An analysis of apoplastic extensin cross-linking activity in vegetative organs of Lupinus albus indicated that leaves contained the highest specific activity. Assays of peroxidases fractionated from this material demonstrated that this activity could be largely attributed to a soluble and apoplastic 51-kDa peroxidase, denoted LEP1. Relative to other purified peroxidases, LEP1 demonstrates high extensin cross-linking activity and can be classified as an extensin peroxidase (EP). Optimal conditions for the in vitro oxidation of other phenolic substrates included 1.5-3.0 mM peroxide at pH 5.0. EP activity of LEP1 was low under these conditions but optimal and substantially higher with 100 μM peroxide and neutral pH, suggesting that physiological changes in pH and peroxide in muro could heavily influence the extensin cross-linking activity of LEP1 in vivo.
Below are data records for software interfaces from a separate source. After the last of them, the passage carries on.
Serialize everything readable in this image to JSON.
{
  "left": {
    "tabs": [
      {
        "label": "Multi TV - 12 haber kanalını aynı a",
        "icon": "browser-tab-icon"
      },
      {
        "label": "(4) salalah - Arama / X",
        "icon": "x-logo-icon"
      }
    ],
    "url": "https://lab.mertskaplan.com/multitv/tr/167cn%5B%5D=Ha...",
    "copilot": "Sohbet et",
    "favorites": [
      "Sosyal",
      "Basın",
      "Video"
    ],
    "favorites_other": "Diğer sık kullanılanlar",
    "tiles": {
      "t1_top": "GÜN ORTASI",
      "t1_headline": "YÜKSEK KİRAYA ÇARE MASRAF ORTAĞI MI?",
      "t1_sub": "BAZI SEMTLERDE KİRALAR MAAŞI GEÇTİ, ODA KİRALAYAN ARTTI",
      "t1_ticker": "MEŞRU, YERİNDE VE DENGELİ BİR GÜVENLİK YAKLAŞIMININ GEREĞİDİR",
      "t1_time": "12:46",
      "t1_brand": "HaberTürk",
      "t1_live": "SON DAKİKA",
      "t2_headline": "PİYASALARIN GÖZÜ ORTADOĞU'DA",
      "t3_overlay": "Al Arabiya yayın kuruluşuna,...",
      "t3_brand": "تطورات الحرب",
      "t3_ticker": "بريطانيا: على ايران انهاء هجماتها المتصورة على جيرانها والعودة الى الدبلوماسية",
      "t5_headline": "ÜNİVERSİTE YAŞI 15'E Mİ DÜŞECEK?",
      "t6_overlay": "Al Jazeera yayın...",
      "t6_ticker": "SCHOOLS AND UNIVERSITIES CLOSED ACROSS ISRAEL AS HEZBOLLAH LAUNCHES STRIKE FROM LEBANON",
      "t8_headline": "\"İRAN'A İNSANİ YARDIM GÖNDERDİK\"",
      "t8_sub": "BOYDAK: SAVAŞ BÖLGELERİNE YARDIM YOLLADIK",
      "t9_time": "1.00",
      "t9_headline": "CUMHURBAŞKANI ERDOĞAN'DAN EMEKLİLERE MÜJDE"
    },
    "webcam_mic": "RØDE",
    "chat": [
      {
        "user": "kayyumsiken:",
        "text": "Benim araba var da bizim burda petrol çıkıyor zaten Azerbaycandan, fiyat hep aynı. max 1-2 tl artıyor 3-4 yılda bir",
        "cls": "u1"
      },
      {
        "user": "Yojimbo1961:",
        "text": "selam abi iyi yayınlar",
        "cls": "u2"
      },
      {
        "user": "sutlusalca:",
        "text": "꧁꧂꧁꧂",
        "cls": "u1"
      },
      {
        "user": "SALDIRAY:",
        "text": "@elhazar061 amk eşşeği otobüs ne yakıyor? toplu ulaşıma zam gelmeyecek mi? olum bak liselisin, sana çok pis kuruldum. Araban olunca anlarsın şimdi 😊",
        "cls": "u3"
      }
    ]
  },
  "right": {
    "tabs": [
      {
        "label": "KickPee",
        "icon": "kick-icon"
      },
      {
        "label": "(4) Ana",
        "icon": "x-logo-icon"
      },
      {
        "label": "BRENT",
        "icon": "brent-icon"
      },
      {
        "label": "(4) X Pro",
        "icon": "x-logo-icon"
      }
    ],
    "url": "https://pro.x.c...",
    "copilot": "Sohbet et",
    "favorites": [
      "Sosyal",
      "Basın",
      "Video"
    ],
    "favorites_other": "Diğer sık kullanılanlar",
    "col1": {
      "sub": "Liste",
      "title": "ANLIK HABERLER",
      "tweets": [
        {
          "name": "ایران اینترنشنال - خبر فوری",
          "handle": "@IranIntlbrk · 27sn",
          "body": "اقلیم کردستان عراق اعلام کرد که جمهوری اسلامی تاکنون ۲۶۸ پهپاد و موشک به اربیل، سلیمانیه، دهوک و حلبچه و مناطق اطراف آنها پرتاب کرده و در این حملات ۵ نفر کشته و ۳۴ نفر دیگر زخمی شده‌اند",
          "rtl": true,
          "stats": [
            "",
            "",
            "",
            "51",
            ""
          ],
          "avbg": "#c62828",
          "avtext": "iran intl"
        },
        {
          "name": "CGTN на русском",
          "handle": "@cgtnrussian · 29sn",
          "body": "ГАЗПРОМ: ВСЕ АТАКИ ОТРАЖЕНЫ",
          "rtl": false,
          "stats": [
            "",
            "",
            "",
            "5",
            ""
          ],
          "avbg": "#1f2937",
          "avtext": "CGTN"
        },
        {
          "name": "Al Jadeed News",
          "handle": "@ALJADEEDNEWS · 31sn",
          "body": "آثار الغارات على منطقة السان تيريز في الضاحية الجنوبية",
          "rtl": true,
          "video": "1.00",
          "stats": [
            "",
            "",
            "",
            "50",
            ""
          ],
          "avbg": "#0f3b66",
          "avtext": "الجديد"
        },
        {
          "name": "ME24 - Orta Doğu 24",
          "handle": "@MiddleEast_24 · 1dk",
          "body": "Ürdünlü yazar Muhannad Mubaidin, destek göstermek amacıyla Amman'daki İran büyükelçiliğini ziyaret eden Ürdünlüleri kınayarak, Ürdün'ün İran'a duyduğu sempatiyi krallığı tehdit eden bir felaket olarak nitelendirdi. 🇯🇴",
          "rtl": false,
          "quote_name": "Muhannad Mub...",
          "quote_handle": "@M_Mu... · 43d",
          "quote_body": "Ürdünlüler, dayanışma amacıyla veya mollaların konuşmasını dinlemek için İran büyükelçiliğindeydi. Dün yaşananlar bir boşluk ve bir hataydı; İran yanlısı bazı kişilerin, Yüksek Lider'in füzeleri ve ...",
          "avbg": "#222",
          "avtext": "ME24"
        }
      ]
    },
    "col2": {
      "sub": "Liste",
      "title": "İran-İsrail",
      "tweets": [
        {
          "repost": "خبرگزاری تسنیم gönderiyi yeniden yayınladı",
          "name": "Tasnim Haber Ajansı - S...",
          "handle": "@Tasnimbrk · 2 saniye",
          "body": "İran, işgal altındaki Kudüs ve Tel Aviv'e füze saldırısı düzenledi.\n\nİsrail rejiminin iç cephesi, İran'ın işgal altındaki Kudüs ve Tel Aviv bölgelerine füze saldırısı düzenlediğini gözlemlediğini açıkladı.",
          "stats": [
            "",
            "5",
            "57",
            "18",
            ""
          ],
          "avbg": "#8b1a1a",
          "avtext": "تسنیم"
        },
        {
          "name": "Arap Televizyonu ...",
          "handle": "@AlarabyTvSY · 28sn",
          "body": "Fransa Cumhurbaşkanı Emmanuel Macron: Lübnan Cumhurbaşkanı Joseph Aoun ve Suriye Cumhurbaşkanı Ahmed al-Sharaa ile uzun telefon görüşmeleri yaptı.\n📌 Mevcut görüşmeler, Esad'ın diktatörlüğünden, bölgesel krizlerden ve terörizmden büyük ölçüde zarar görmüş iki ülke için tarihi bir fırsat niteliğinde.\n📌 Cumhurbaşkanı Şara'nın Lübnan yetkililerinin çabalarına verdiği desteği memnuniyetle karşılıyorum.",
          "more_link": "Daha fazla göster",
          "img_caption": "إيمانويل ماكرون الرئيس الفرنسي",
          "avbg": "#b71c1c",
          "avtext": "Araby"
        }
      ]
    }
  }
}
Analysis of LEP1 glycans indicated 11-12 N-linked glycans, predominantly the heptasaccharide Man3XylFucGlcNAc 2, but also larger structures showing substantial heterogeneity. Comparative assays with horseradish peroxidase isoform C and peanut peroxidases suggested the high level of glycosylation in LEP1 may be responsible for the high solubility of this EP in the apoplastic space. A full-length cDNA corresponding to LEP1 was cloned. Quantitative reverse transcriptase-PCR demonstrated LEP1 induction in apical portions of etiolated hypocotyls 30-60 min after exposure to white light, prior to the onset of growth inhibition. Comparative modeling of the translated sequence indicated an unusually unobstructed equatorial cleft across the substrate access channel, which might facilitate interaction with extensin and confer higher EP activity.
- pH effects